Hurricane Sandy, or Superstorm Sandy, is one of the most devastating storms in recent memory.  Unfortunately, we’ve already had to post a similar blog to this one about the effects of Hurricane Katrina along the gulf coast back in 2005.  This time, we’d like to explain the effects of Hurricane Sandy and how long lasting they can be not only along the Eastern Seaboard, but throughout America as a whole.  I’d like to specifically focus on our insured’s in Pennsylvania and New York, more specifically, the Philadelphia and NYC area, in hopes of better preparing them for another storm of this magnitude.

If you’re living in the Philadelphia or New York Metropolitan area, chances are, you weren’t ready for a storm of this magnitude.  The question now is what can you do to be ready the next time?  You should start by understanding what coverage will take care of damages caused by a hurricane or “superstorm”.  Firstly, flooding caused by something like this is going to be covered under insurance from the National Flood Insurance Program (NFIP).  The NFIP is a government regulated insurance program that is designed to cover businesses and homeowners in areas susceptible to flooding, such as flood plains and coastal areas.  This will most likely NOT be covered by your homeowners insurance or a sewer and drain coverage under you homeowners insurance policy.  Sewer and Drain coverage covers you if you have water backup from the sewer line or sump pump overflow.  In catastrophic events, such as a hurricane or a flood, this coverage will not come into play.  This distinct difference is something you must know, especially if you’re living and working in the Philadelphia, Pennsylvania area.  The reason we say that is that there are a higher percentage of people in Philly who own homes at ground level than in New York City.  New York obviously has more people and is larger, but as a percentage of people in the city, Philadelphia has more residents living and owning homes at ground level.  This is something important to note whether you live in Philadelphia or New York and wise to think about when you review your home or business insurance.

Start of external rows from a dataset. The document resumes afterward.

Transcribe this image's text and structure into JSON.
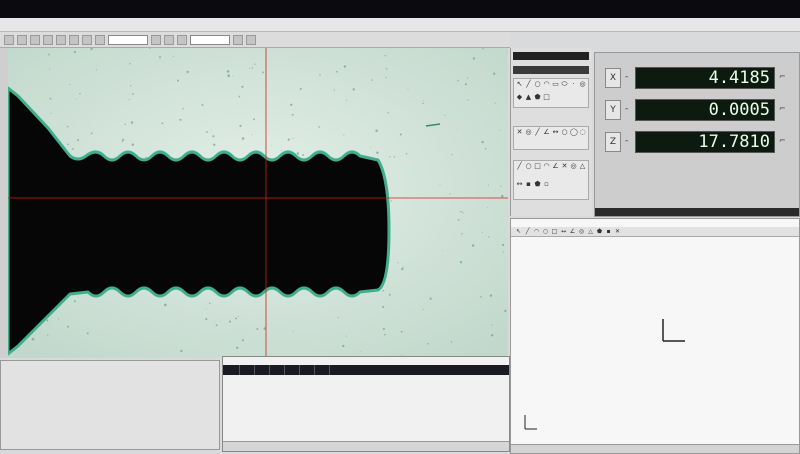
{
  "app": {
    "title": ""
  },
  "menu": {
    "items": [
      "",
      "",
      "",
      "",
      "",
      "",
      "",
      "",
      "",
      "",
      "",
      ""
    ]
  },
  "toolbar": {
    "zoom_field": "",
    "field2": ""
  },
  "dro": {
    "rows": [
      {
        "axis": "X",
        "sign": "-",
        "value": "4.4185"
      },
      {
        "axis": "Y",
        "sign": "-",
        "value": "0.0005"
      },
      {
        "axis": "Z",
        "sign": "-",
        "value": "17.7810"
      }
    ],
    "status": [
      "",
      "",
      ""
    ]
  },
  "bottom_panel": {
    "tabs": [
      "",
      "",
      "",
      "",
      "",
      "",
      ""
    ],
    "footer": [
      "",
      "",
      "",
      "",
      ""
    ]
  },
  "graphics": {
    "status": [
      "",
      ""
    ]
  },
  "colors": {
    "dro_bg": "#0d1a10",
    "dro_text": "#e8ffe8",
    "crosshair": "#cc2222",
    "part_shadow": "#060606",
    "edge_glow": "#3fae8c"
  },
  "icons": [
    "pointer-icon",
    "line-tool-icon",
    "circle-tool-icon",
    "arc-tool-icon",
    "rectangle-tool-icon",
    "point-tool-icon",
    "distance-tool-icon",
    "angle-tool-icon",
    "axis-origin-icon"
  ]
}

If you or anyone you know are interested in reviewing their insurance, please don’t hesitate to contact us.  We’ll review your current insurance policies and also review whether or not flood insurance is a good option for you.

Another important note that needs to be taken into consideration are the long-lasting effects from Hurricane Sandy.  One thing most insurance buyers do not realize, is that large, catastrophic events such as Hurricane Sandy, don’t just affect residents along the Eastern Seaboard.  Hurricane Sandy caused about $50 Billion worth of damages, the second costliest storm in US History (behind Hurricane Katrina at $108 Billion). This caused two ripples throughout the insurance industry.  The first is that it caused insurance companies to take a harder look at the east coast.  Insurance companies will now think longer and harder about underwriting and pricing risks along the east coast.  For many years, hurricane damage failed to make its’ way up the eastern seaboard far enough to effect the Philadelphia, New Jersey, New York area.  This not only brought to light the real threat of hurricanes to this area, but the exorbitant amount of damages this can cause.  The Northeast Corridor is a megalopolis, which has a population of 50 Million and growing.  The sheer amount of people, business, and infrastructure in this area makes for an awfully expensive combination when dealing with a natural disaster such as a hurricane.  So, we expect this area to see not only rate increases in the future, but harder underwriting guidelines as well.  One of the more far reaching effects a natural disaster like this causes, is rate increases throughout the entire United States.  In the event of a natural disaster such as this, the insurance companies pay out tons of money ($50 Billion) worth of claims.  In order to recoup this type of money, they will have to take rate increases.  It would be unfair and unreasonable to expect only people living in the Northeast Corridor of the United States to pay for these rate increases, so the insurance companies will usually take rate increases across the entire United States in order to help pay for this kind of disaster.  This way, these residents aren’t unfairly “taxed” after receiving such a harsh punishment from the storm itself.  Everyone chips in a little bit and that’s one of the great things about how the insurance industry works.

In closing, please realize and understand the affects of these natural disasters.  My goal in writing this was to shed light on how our Philadelphia, Pennsylvania and New York, New York clients can be covered before an incident such as this.  And also to shed light on what comes AFTER the storm as well.  The affects after the storm, while felt more harshly in the areas which they occur, are still felt throughout the United States and the insurance industry as a whole.  We’re glad the Northeast Corridor has restored itself so quickly after these storms and proud of the insurance industry for paying out claims in such a timely manner and trying to do the best job possible for our clients!